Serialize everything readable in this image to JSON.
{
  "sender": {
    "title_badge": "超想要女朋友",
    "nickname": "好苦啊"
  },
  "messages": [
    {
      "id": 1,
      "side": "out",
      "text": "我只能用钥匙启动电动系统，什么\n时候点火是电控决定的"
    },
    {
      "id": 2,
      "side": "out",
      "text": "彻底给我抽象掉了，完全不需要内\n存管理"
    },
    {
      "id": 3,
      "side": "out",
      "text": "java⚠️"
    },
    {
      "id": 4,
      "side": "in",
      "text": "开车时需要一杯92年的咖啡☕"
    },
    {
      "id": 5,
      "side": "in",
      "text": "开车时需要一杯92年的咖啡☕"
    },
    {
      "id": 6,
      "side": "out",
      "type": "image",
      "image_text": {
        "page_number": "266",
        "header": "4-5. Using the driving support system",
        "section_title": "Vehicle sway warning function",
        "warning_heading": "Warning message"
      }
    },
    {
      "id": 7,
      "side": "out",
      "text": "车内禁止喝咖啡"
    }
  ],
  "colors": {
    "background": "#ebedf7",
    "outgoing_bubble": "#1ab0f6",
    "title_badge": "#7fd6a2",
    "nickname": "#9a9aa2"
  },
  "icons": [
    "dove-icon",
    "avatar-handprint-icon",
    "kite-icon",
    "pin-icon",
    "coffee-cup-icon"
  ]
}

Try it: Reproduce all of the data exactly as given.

Solution to this problem:
Serialize everything readable in this image to JSON.
{
  "sender": {
    "title_badge": "超想要女朋友",
    "nickname": "好苦啊"
  },
  "messages": [
    {
      "id": 1,
      "side": "out",
      "text": "我只能用钥匙启动电动系统，什么\n时候点火是电控决定的"
    },
    {
      "id": 2,
      "side": "out",
      "text": "彻底给我抽象掉了，完全不需要内\n存管理"
    },
    {
      "id": 3,
      "side": "out",
      "text": "java⚠️"
    },
    {
      "id": 4,
      "side": "in",
      "text": "开车时需要一杯92年的咖啡☕"
    },
    {
      "id": 5,
      "side": "in",
      "text": "开车时需要一杯92年的咖啡☕"
    },
    {
      "id": 6,
      "side": "out",
      "type": "image",
      "image_text": {
        "page_number": "266",
        "header": "4-5. Using the driving support system",
        "section_title": "Vehicle sway warning function",
        "warning_heading": "Warning message"
      }
    },
    {
      "id": 7,
      "side": "out",
      "text": "车内禁止喝咖啡"
    }
  ],
  "colors": {
    "background": "#ebedf7",
    "outgoing_bubble": "#1ab0f6",
    "title_badge": "#7fd6a2",
    "nickname": "#9a9aa2"
  },
  "icons": [
    "dove-icon",
    "avatar-handprint-icon",
    "kite-icon",
    "pin-icon",
    "coffee-cup-icon"
  ]
}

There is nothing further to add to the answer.